§ **Prompt**
Look through the listing below and report every line that contains "mask".

§ **Dataset content**
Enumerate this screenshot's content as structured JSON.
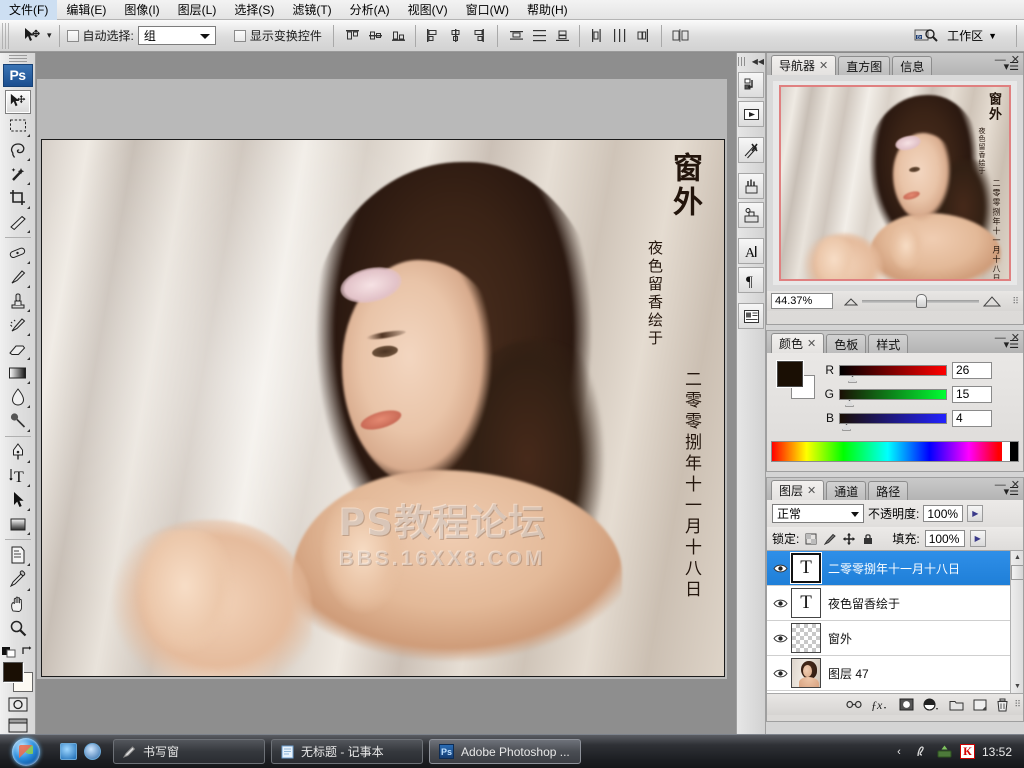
{
  "app": {
    "name": "Adobe Photoshop"
  },
  "menubar": {
    "items": [
      {
        "label": "文件(F)"
      },
      {
        "label": "编辑(E)"
      },
      {
        "label": "图像(I)"
      },
      {
        "label": "图层(L)"
      },
      {
        "label": "选择(S)"
      },
      {
        "label": "滤镜(T)"
      },
      {
        "label": "分析(A)"
      },
      {
        "label": "视图(V)"
      },
      {
        "label": "窗口(W)"
      },
      {
        "label": "帮助(H)"
      }
    ]
  },
  "options_bar": {
    "tool_icon": "move-tool-icon",
    "auto_select_label": "自动选择:",
    "auto_select_value": "组",
    "show_transform_label": "显示变换控件",
    "align_icons": [
      "align-top-edges-icon",
      "align-vertical-centers-icon",
      "align-bottom-edges-icon",
      "align-left-edges-icon",
      "align-horizontal-centers-icon",
      "align-right-edges-icon"
    ],
    "distribute_icons": [
      "distribute-top-edges-icon",
      "distribute-vertical-centers-icon",
      "distribute-bottom-edges-icon",
      "distribute-left-edges-icon",
      "distribute-horizontal-centers-icon",
      "distribute-right-edges-icon"
    ],
    "auto_align_icon": "auto-align-layers-icon",
    "bridge_label": "Br",
    "workspace_label": "工作区"
  },
  "toolbar": {
    "logo": "Ps",
    "tools": [
      {
        "name": "move-tool",
        "glyph": "➤",
        "selected": true
      },
      {
        "name": "marquee-tool",
        "glyph": "▭",
        "selected": false
      },
      {
        "name": "lasso-tool",
        "glyph": "🪢",
        "selected": false
      },
      {
        "name": "magic-wand-tool",
        "glyph": "✨",
        "selected": false
      },
      {
        "name": "crop-tool",
        "glyph": "⌗",
        "selected": false
      },
      {
        "name": "slice-tool",
        "glyph": "✂",
        "selected": false
      },
      {
        "name": "healing-brush-tool",
        "glyph": "🩹",
        "selected": false
      },
      {
        "name": "brush-tool",
        "glyph": "🖌",
        "selected": false
      },
      {
        "name": "clone-stamp-tool",
        "glyph": "⎙",
        "selected": false
      },
      {
        "name": "history-brush-tool",
        "glyph": "🖍",
        "selected": false
      },
      {
        "name": "eraser-tool",
        "glyph": "◻",
        "selected": false
      },
      {
        "name": "gradient-tool",
        "glyph": "▤",
        "selected": false
      },
      {
        "name": "blur-tool",
        "glyph": "💧",
        "selected": false
      },
      {
        "name": "dodge-tool",
        "glyph": "●",
        "selected": false
      },
      {
        "name": "pen-tool",
        "glyph": "✒",
        "selected": false
      },
      {
        "name": "type-tool",
        "glyph": "T",
        "selected": false
      },
      {
        "name": "path-selection-tool",
        "glyph": "➚",
        "selected": false
      },
      {
        "name": "rectangle-shape-tool",
        "glyph": "▣",
        "selected": false
      },
      {
        "name": "notes-tool",
        "glyph": "🗒",
        "selected": false
      },
      {
        "name": "eyedropper-tool",
        "glyph": "💉",
        "selected": false
      },
      {
        "name": "hand-tool",
        "glyph": "✋",
        "selected": false
      },
      {
        "name": "zoom-tool",
        "glyph": "🔍",
        "selected": false
      }
    ],
    "foreground_color": "#1a0f04",
    "background_color": "#fdfaf3",
    "quickmask_icon": "quick-mask-icon",
    "screenmode_icon": "screen-mode-icon"
  },
  "dock_strip": {
    "buttons": [
      {
        "name": "history-panel-icon",
        "glyph": "↺"
      },
      {
        "name": "actions-panel-icon",
        "glyph": "▶"
      },
      {
        "name": "tool-presets-panel-icon",
        "glyph": "✕"
      },
      {
        "name": "brushes-panel-icon",
        "glyph": "🖌"
      },
      {
        "name": "clone-source-panel-icon",
        "glyph": "⎘"
      },
      {
        "name": "character-panel-icon",
        "glyph": "A"
      },
      {
        "name": "paragraph-panel-icon",
        "glyph": "¶"
      },
      {
        "name": "layer-comps-panel-icon",
        "glyph": "▤"
      }
    ],
    "collapse_icon": "collapse-dock-icon"
  },
  "navigator_panel": {
    "tabs": [
      {
        "label": "导航器",
        "active": true,
        "closable": true
      },
      {
        "label": "直方图",
        "active": false,
        "closable": false
      },
      {
        "label": "信息",
        "active": false,
        "closable": false
      }
    ],
    "zoom_value": "44.37%",
    "zoom_out_icon": "zoom-out-icon",
    "zoom_in_icon": "zoom-in-icon",
    "minimize_icon": "minimize-icon",
    "close_icon": "close-icon",
    "menu_icon": "panel-menu-icon"
  },
  "color_panel": {
    "tabs": [
      {
        "label": "颜色",
        "active": true,
        "closable": true
      },
      {
        "label": "色板",
        "active": false,
        "closable": false
      },
      {
        "label": "样式",
        "active": false,
        "closable": false
      }
    ],
    "channels": [
      {
        "label": "R",
        "value": "26",
        "pos": 10
      },
      {
        "label": "G",
        "value": "15",
        "pos": 6
      },
      {
        "label": "B",
        "value": "4",
        "pos": 2
      }
    ],
    "foreground_color": "#1a0f04",
    "background_color": "#ffffff"
  },
  "layers_panel": {
    "tabs": [
      {
        "label": "图层",
        "active": true,
        "closable": true
      },
      {
        "label": "通道",
        "active": false,
        "closable": false
      },
      {
        "label": "路径",
        "active": false,
        "closable": false
      }
    ],
    "blend_mode": "正常",
    "opacity_label": "不透明度:",
    "opacity_value": "100%",
    "lock_label": "锁定:",
    "lock_icons": [
      "lock-transparency-icon",
      "lock-image-icon",
      "lock-position-icon",
      "lock-all-icon"
    ],
    "fill_label": "填充:",
    "fill_value": "100%",
    "layers": [
      {
        "name": "二零零捌年十一月十八日",
        "type": "text",
        "thumb": "T",
        "visible": true,
        "selected": true
      },
      {
        "name": "夜色留香绘于",
        "type": "text",
        "thumb": "T",
        "visible": true,
        "selected": false
      },
      {
        "name": "窗外",
        "type": "transparent",
        "thumb": "",
        "visible": true,
        "selected": false
      },
      {
        "name": "图层 47",
        "type": "image",
        "thumb": "",
        "visible": true,
        "selected": false
      }
    ],
    "footer_icons": [
      {
        "name": "link-layers-icon",
        "glyph": "⛓"
      },
      {
        "name": "layer-style-fx-icon",
        "glyph": "ƒx"
      },
      {
        "name": "add-layer-mask-icon",
        "glyph": "◑"
      },
      {
        "name": "adjustment-layer-icon",
        "glyph": "◐"
      },
      {
        "name": "new-group-icon",
        "glyph": "▭"
      },
      {
        "name": "new-layer-icon",
        "glyph": "◳"
      },
      {
        "name": "delete-layer-icon",
        "glyph": "🗑"
      }
    ]
  },
  "document": {
    "artwork_title": "窗外",
    "artwork_subtitle": "夜色留香绘于",
    "artwork_date": "二零零捌年十一月十八日",
    "watermark_line1": "PS教程论坛",
    "watermark_line2": "BBS.16XX8.COM"
  },
  "taskbar": {
    "start_label": "start-orb",
    "quicklaunch": [
      {
        "name": "quicklaunch-ie-icon"
      },
      {
        "name": "quicklaunch-show-desktop-icon"
      }
    ],
    "items": [
      {
        "label": "书写窗",
        "icon": "pen-icon",
        "active": false
      },
      {
        "label": "无标题 - 记事本",
        "icon": "notepad-icon",
        "active": false
      },
      {
        "label": "Adobe Photoshop ...",
        "icon": "photoshop-icon",
        "active": true
      }
    ],
    "tray": [
      {
        "name": "show-hidden-icons-icon",
        "glyph": "‹"
      },
      {
        "name": "input-method-icon",
        "glyph": "✍"
      },
      {
        "name": "safely-remove-hardware-icon",
        "glyph": "⏏"
      },
      {
        "name": "kaspersky-icon",
        "glyph": "К"
      }
    ],
    "clock": "13:52"
  }
}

§ **Response**
    "quickmask_icon": "quick-mask-icon",
        "name": "add-layer-mask-icon",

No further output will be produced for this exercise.